Procedural History: Trial court found for defendant, plaintiff appeals. Problem with jury instructions - to find that both parties intended to make contract. Found that def did not intent to contract. Facts: Embry was working for defendant company. His employment contract was ending Dec 15, 1903. He met with the President on Dec 23, and told him if could not get a contract renewal for the next year he would quit. President said, "Go ahead, you're all right; get your men out and don’t let that worry you." A few months later he was fired, and sued for breach of contract. Trial Court found for Defendant on the grounds that formation of a contract was dependant on whether the parties intended (subjective) to enter into one. Issue: Was the trial court correct in determining that no contract was breached because there was no subjective intent to contract even though one party objectively expressed his intent? Holding: Judgment reversed and remanded. objective intent. There was a contract because of

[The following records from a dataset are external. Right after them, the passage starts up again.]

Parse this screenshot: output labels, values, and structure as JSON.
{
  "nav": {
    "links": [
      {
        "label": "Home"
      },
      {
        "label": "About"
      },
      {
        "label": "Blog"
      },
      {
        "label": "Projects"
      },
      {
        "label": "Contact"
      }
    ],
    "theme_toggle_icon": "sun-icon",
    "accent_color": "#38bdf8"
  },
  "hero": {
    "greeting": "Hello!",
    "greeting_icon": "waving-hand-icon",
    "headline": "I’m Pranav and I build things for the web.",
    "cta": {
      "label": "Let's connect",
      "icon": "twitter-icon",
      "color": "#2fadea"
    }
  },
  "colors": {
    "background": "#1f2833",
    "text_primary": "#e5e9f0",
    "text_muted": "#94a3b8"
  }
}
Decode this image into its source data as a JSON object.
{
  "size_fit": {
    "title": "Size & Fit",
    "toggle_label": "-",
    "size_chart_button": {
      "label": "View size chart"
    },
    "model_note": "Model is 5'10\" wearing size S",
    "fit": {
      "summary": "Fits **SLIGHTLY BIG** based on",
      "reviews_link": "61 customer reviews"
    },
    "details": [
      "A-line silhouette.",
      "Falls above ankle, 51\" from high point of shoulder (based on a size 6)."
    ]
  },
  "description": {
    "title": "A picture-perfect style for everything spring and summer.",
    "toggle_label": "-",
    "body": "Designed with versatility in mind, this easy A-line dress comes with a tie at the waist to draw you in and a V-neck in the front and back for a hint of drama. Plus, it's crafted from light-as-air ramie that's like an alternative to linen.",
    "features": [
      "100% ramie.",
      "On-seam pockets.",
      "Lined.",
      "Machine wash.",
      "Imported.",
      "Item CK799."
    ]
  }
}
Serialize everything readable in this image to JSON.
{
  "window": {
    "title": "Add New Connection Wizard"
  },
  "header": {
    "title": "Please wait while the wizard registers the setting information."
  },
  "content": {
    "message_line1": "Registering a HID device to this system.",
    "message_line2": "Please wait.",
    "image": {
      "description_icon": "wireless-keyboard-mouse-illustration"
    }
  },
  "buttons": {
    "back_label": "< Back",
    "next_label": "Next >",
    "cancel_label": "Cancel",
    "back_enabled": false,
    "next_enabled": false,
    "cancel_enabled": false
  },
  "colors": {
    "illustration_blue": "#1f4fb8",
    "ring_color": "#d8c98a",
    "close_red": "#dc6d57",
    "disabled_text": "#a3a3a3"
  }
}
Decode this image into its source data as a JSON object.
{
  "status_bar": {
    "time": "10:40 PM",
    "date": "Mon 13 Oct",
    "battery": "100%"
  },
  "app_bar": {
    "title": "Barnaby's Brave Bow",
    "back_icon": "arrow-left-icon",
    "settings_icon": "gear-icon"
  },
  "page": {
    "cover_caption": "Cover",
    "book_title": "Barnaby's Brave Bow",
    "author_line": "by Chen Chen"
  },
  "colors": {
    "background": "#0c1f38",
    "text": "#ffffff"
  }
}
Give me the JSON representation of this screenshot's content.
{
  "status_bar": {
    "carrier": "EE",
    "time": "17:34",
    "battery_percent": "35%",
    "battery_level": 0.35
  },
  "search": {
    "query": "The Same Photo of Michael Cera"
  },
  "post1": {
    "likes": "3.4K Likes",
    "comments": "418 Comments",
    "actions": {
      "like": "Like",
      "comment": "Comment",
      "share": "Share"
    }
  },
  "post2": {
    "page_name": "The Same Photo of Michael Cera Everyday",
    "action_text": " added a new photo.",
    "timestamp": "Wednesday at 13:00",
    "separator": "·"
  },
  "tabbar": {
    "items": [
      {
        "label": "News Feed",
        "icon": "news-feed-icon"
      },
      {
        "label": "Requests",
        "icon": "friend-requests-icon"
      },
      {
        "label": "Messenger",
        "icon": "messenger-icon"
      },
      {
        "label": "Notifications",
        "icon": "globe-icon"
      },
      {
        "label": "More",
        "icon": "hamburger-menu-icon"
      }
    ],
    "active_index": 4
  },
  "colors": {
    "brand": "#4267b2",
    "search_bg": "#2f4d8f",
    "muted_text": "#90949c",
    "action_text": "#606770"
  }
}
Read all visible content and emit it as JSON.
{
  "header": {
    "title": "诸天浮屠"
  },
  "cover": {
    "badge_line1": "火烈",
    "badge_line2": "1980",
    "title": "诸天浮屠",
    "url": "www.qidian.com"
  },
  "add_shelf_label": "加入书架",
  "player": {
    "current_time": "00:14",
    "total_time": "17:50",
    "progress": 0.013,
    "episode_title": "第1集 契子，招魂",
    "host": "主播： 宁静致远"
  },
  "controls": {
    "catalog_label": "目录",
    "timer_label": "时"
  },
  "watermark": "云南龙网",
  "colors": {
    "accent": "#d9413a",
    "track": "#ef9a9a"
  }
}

Reasoning: there must be a meeting of the minds of both parties for there to be a contract, and both must agree to the same thing in the same sense. The subjective intent of the parties (the inner intention) cannot either create a contract nor stop one from forming. It is the actual words used (the objective intent) that determines whether a contract was made or not. So, meeting of the minds that is essential to form a contract is not determined by the secret (subjective) intent of the parties, but by their expressed (objective) intent. What the President said may not have been intended to create a contract, but the the actual words he used "Go ahead, you're all right; get your men out and don’t let that worry you," in the context of their conversation, would to any reasonable man be understood as a contract. RULE: Notes Intent to contract not necessary - expressed actions form the contract. Trial court jury - instruction added the element that there has to be an intent to contract, so we don’t know what the jury believed. What's important is manifestation; it controls whether a contract was formed or not. Intention is not relevant. Defendant in a rush and brushed him off, didn’t intent to contract. But to a reasonable person, in the context of the conversation, it was a contract, even if def didn’t intend it. Contract formation is based on objective intent, not subjective intent.